7) What is your stance on today’s ever growing opportunities enabling artists to take on remote design work?

In one word:  incredible.  My style is very unique, so I could never experience this level of success if I was pulling only from a local pool of clients – especially considering that I live in a small rural town in central Pennsylvania, just outside of Penn State University.  I get to work with clients from all over the world, and my process is basically the same whether the client is from down the street, across the country, or on the other side of the world.  Simple tools like PayPal, Skype, and Dropbox (which are all essentially free) have transformed my business. 

8) What would you prefer: a steady, well paying job in a local agency, or the freedom and often stressful life of a freelancer? Why?

Once I started working as a freelancer, I realized right away that this fit my personality exactly.  I’m a control freak, and need to be the shaper of my own destiny.  I realize now that I must have driven my previous managers crazy, haha.  Now that I have tasted this freedom, it’s hard to imagine how I could ever go back.  The freedom to literally choose which projects I want to work on is so liberating, and I think it has really helped my growth as an artist.  I only recently realized that just as doing good art can you make you better, doing bad art can make you worse.

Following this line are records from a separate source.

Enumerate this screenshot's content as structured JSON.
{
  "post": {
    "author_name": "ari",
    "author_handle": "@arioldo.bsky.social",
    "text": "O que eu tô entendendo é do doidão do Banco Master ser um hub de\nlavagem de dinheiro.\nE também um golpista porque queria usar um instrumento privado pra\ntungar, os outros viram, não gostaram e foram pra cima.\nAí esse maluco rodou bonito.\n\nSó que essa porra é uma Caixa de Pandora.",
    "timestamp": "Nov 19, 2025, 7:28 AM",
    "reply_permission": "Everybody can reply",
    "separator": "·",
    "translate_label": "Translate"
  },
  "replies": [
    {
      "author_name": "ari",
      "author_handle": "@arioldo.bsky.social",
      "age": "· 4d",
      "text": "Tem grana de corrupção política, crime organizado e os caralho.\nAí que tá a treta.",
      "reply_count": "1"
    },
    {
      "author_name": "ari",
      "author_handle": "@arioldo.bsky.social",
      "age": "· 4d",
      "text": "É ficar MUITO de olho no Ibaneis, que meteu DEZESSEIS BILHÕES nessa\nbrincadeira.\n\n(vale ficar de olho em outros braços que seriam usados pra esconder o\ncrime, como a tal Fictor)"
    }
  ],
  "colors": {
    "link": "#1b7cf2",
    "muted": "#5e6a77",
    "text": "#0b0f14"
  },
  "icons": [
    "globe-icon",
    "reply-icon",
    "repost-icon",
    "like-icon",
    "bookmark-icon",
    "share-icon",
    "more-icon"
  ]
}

There is no question, however, that Freelancing is more stressful than my previous steady jobs as an illustrator.  I’m still learning how to manage my time and maintain a balance between work and my family.  It’s very hard to know when to turn it off, because unlike most jobs, being a freelance illustrator isn’t just a job I do, it’s who I am.  It’s an incredibly personal venture.

9) How would you describe “the ideal project”? Did you have any recent opportunities to come close to this?

I’m very proud of a project I did last year for Hard Rock Cafe, which involved creating T-Shirt designs of some of their most famous city locations around the world, such as Tokyo, Miami, Amsterdam, and Yankee Stadium.  To me, an ideal project is one that the client and I both are excited about, both during the production, and after the artwork is finished. I enjoy working on projects that I can put a piece of myself into it – I want people who know me to look at my work, and say, “this is you.”

Thank you!  Here is some contact and promotional information about where to find me on the web:

I was recently interviewed by Profile Tree on what it’s like to be a freelance graphic designs and illustrator.

Please check out the interview if you’re interested in learning a bit more about me, or if you’re an aspiring freelancer trying to decide if freelancing is right for you.


Special thanks for Profile Tree!

I was just interviewed by Metal Band Art!

I’m really excited because a ton of super talented artists are on the site, like TOO MANY SKULLS (by Raf The Might), JoshuaAndrewBelanger, and Mark Riddick (RIDDICKART)) to name just a few.

Obviously, there’s been some huge mistake, so please go check out the interview before they take it down!